"I kind of liked the idea because it would make me a more well-rounded player," Boyce says. "Once I started reffing, I thought it was fun."

"We use coaching on the field for the younger umpires," Maloney says. "They know their coach is going to be shouting out instructions the same way the coach of a field player might encourage them or give them an idea of what they're going to do."

Some of the Maloney's younger umpires, including May-Ying Medalia and Jaclyn Gaudioso-Radvany, filled out the umpiring pool of the New Jersey Futures Tournament in the spring of 2005.

"That's a story," he says. "One of the reasons that we did great was that we held an umpire briefing before the tournament. When you have an umpire briefing, you set the stage for the tournament."

But aside from the umpire recruiting, another sizable innovation that the chapter has instituted is the use of technology. The chapter now uses, in some games, two-way wireless radios and headsets much like those used by rugby officials and cycling teams, to communicate instantly to each other in case one or the other needs assistance.

Previously, in 2003, at Maloney's urging, the association adopted to automate the process of assigning umpires to games. The site allows umpires to self-select days that they could not officiate, program in conflicts of interest (such as if an umpire's spouse works at a particular school) as well as allows school athletic directors to make changes to game schedules because of weather or other issues.

"The team can publish information about their games -- where it is, what time it is, what day it is, whether it is a varsity game, things like that -- and we publish information about our umpires," Maloney says. "When the system is ready, in concert with the teams, we pick a day where we let the machine run a round of assigning. Then, all the new games that get added after that are in a mode called 'Self-Assign,' and umpires can go in and look from day to day to see if there are new games that they can assign themselves to. All of the parameters that a human assigner would have to keep in his or her head are in use by The Arbiter."

The program, currently in use by a number of officiating chapters in many sports across the United States, allows a proper fit for schedules and personnel.

"Before, all we would get is information as to who was the home team," Maloney says. "But now, we can get information on the way team so that we know what color shirt to wear instead of bringing three shirts to the field and have to change at the field. Most importantly, we use it as a communications tool."

That's because design changes in for 2005 allow umpires to rate each other as well as for coaches to give feedback.

"At the end of the year, the appropriate people inside the chapter can provide mentoring information to the umpire, and we will be able to see things that coaches can tell us," Maloney says. "Trends begin to show up, and the transparency of that information is important over time."

Maloney's reliance on technology also includes videotape.

"We videotape training, and when we started that, we were ruffling feathers," Maloney says. "They asked, 'Why are you videotaping me?' I told them, 'We're going to talk about your game after the game.'"

Maloney also has small training videos on his website,, which show principles about how to better officiate a game.

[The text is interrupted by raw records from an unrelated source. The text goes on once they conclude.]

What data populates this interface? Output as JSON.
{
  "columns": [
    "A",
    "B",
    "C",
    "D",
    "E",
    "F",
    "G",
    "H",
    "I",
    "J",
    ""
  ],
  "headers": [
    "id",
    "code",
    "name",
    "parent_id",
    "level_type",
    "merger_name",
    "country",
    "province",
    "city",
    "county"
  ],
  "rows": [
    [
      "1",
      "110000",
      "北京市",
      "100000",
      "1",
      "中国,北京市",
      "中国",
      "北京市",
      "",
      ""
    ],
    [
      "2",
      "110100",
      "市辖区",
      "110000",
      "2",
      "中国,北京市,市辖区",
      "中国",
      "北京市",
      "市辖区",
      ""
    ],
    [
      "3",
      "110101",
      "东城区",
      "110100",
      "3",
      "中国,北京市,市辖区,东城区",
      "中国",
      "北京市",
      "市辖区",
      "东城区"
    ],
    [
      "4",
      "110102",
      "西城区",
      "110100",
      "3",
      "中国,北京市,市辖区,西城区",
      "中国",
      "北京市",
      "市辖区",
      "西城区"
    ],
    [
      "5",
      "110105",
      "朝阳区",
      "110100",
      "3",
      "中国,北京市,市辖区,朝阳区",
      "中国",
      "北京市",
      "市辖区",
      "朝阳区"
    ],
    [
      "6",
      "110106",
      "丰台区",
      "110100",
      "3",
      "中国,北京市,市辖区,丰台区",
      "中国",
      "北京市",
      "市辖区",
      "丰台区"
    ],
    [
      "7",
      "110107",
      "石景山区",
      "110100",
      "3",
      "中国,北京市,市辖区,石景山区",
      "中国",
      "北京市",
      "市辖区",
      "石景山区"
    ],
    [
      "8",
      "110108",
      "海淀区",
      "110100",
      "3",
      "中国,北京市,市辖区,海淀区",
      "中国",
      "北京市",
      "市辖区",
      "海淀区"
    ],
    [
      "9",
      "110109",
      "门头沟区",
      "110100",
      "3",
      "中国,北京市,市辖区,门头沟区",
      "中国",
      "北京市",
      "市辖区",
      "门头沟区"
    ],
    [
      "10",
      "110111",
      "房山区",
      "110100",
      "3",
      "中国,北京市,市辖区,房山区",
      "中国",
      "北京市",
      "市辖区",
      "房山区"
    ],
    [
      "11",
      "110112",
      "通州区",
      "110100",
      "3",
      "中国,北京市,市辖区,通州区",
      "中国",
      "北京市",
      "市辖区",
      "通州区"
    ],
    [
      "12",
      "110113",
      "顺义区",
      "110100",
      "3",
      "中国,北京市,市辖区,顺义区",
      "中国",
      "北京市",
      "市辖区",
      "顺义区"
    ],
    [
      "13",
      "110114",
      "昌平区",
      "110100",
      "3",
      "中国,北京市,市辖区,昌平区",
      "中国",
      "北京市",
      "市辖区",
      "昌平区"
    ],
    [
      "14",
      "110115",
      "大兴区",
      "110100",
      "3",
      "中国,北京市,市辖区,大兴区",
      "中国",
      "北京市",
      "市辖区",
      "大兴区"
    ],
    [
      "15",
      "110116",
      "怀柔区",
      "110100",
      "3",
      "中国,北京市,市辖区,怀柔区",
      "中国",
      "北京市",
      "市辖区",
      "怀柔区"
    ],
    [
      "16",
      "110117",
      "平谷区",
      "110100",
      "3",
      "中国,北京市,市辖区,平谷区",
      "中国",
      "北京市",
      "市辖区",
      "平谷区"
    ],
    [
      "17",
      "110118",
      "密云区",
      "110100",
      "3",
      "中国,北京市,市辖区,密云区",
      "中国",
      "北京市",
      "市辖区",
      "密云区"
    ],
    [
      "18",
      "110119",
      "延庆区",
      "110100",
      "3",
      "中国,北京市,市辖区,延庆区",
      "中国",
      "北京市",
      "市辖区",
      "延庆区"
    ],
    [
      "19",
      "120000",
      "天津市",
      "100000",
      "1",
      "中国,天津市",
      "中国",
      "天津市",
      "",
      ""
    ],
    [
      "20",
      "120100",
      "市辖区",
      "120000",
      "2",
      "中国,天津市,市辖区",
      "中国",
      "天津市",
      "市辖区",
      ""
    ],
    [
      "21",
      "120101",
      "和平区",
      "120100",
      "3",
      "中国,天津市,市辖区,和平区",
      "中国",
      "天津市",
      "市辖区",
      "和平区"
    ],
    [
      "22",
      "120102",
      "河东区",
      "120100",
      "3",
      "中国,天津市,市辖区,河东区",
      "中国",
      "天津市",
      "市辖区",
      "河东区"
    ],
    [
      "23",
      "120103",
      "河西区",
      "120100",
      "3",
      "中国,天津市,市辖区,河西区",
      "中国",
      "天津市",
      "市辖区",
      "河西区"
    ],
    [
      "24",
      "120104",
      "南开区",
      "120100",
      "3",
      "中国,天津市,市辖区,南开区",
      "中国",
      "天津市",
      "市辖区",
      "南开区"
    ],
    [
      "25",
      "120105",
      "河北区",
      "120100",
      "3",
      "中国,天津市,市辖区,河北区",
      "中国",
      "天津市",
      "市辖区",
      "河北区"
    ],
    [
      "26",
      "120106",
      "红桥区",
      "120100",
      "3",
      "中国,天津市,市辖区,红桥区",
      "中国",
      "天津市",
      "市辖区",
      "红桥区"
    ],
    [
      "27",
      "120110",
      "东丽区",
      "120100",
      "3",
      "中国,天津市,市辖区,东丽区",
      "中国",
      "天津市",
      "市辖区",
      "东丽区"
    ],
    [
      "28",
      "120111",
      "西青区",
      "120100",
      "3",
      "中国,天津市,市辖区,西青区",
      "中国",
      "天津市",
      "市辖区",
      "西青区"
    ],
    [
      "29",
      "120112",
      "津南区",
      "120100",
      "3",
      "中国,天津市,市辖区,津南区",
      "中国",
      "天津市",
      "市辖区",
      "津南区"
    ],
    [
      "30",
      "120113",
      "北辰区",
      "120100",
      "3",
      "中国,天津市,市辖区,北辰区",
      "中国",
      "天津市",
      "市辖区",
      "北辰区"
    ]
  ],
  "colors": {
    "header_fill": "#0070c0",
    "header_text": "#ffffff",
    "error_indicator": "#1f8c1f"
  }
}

The site also has articles, common-sense tips, and information to better inform the umpiring and playing communities.

One of the greatest instances showing the chapter's new influence came in 2004, when a group of middle-school players, selected by the chapter's umpires for their skills and sportsmanship, were chosen to be ballgirls at the final of the Mercer County Tournament.

The middle-schoolers were trained to administer the game exactly as if it was an FIH Test match, with the ball being placed on the line at the point where it goes out of bounds before retrieving the errant sphere.

During halftime, the middle-schoolers were recognized over the public address system, then they went into the stands to hand out recruitment cards showing who to contact in order to umpire.

Just another outreach tool that has a chance to be successful.